Records for processing
-*-*-

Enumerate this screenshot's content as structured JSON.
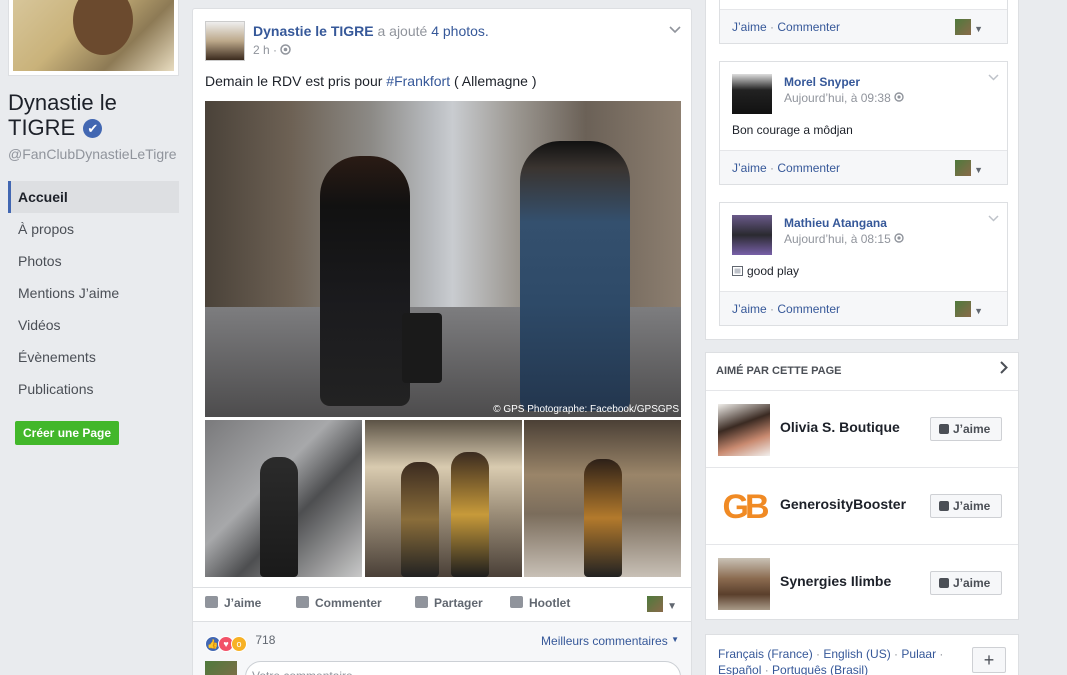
{
  "page": {
    "name": "Dynastie le TIGRE",
    "verified_mark": "✔",
    "handle": "@FanClubDynastieLeTigre",
    "create_page_label": "Créer une Page"
  },
  "nav": {
    "items": [
      {
        "label": "Accueil",
        "active": true
      },
      {
        "label": "À propos"
      },
      {
        "label": "Photos"
      },
      {
        "label": "Mentions J’aime"
      },
      {
        "label": "Vidéos"
      },
      {
        "label": "Évènements"
      },
      {
        "label": "Publications"
      }
    ]
  },
  "post": {
    "author": "Dynastie le TIGRE",
    "action_text": "a ajouté",
    "photos_link": "4 photos.",
    "time": "2 h ·",
    "text_before": "Demain le RDV est pris pour ",
    "hashtag": "#Frankfort",
    "text_after": " ( Allemagne )",
    "photo_credit": "© GPS Photographe: Facebook/GPSGPS",
    "actions": {
      "like": "J’aime",
      "comment": "Commenter",
      "share": "Partager",
      "hootlet": "Hootlet"
    },
    "reaction_count": "718",
    "best_comments": "Meilleurs commentaires",
    "comment_placeholder": "Votre commentaire..."
  },
  "comments": [
    {
      "name": "",
      "time": "",
      "text": "",
      "like": "J’aime",
      "comment": "Commenter"
    },
    {
      "name": "Morel Snyper",
      "time": "Aujourd’hui, à 09:38",
      "text": "Bon courage a môdjan",
      "like": "J’aime",
      "comment": "Commenter"
    },
    {
      "name": "Mathieu Atangana",
      "time": "Aujourd’hui, à 08:15",
      "text": "good play",
      "like": "J’aime",
      "comment": "Commenter"
    }
  ],
  "liked_pages": {
    "title": "AIMÉ PAR CETTE PAGE",
    "items": [
      {
        "name": "Olivia S. Boutique",
        "button": "J’aime"
      },
      {
        "name": "GenerosityBooster",
        "button": "J’aime",
        "logo_text": "GB"
      },
      {
        "name": "Synergies Ilimbe",
        "button": "J’aime"
      }
    ]
  },
  "languages": {
    "line1": [
      "Français (France)",
      "English (US)",
      "Pulaar"
    ],
    "line2": [
      "Español",
      "Português (Brasil)"
    ],
    "more": "+"
  }
}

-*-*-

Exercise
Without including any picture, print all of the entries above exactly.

Exercise answer
Enumerate this screenshot's content as structured JSON.
{
  "page": {
    "name": "Dynastie le TIGRE",
    "verified_mark": "✔",
    "handle": "@FanClubDynastieLeTigre",
    "create_page_label": "Créer une Page"
  },
  "nav": {
    "items": [
      {
        "label": "Accueil",
        "active": true
      },
      {
        "label": "À propos"
      },
      {
        "label": "Photos"
      },
      {
        "label": "Mentions J’aime"
      },
      {
        "label": "Vidéos"
      },
      {
        "label": "Évènements"
      },
      {
        "label": "Publications"
      }
    ]
  },
  "post": {
    "author": "Dynastie le TIGRE",
    "action_text": "a ajouté",
    "photos_link": "4 photos.",
    "time": "2 h ·",
    "text_before": "Demain le RDV est pris pour ",
    "hashtag": "#Frankfort",
    "text_after": " ( Allemagne )",
    "photo_credit": "© GPS Photographe: Facebook/GPSGPS",
    "actions": {
      "like": "J’aime",
      "comment": "Commenter",
      "share": "Partager",
      "hootlet": "Hootlet"
    },
    "reaction_count": "718",
    "best_comments": "Meilleurs commentaires",
    "comment_placeholder": "Votre commentaire..."
  },
  "comments": [
    {
      "name": "",
      "time": "",
      "text": "",
      "like": "J’aime",
      "comment": "Commenter"
    },
    {
      "name": "Morel Snyper",
      "time": "Aujourd’hui, à 09:38",
      "text": "Bon courage a môdjan",
      "like": "J’aime",
      "comment": "Commenter"
    },
    {
      "name": "Mathieu Atangana",
      "time": "Aujourd’hui, à 08:15",
      "text": "good play",
      "like": "J’aime",
      "comment": "Commenter"
    }
  ],
  "liked_pages": {
    "title": "AIMÉ PAR CETTE PAGE",
    "items": [
      {
        "name": "Olivia S. Boutique",
        "button": "J’aime"
      },
      {
        "name": "GenerosityBooster",
        "button": "J’aime",
        "logo_text": "GB"
      },
      {
        "name": "Synergies Ilimbe",
        "button": "J’aime"
      }
    ]
  },
  "languages": {
    "line1": [
      "Français (France)",
      "English (US)",
      "Pulaar"
    ],
    "line2": [
      "Español",
      "Português (Brasil)"
    ],
    "more": "+"
  }
}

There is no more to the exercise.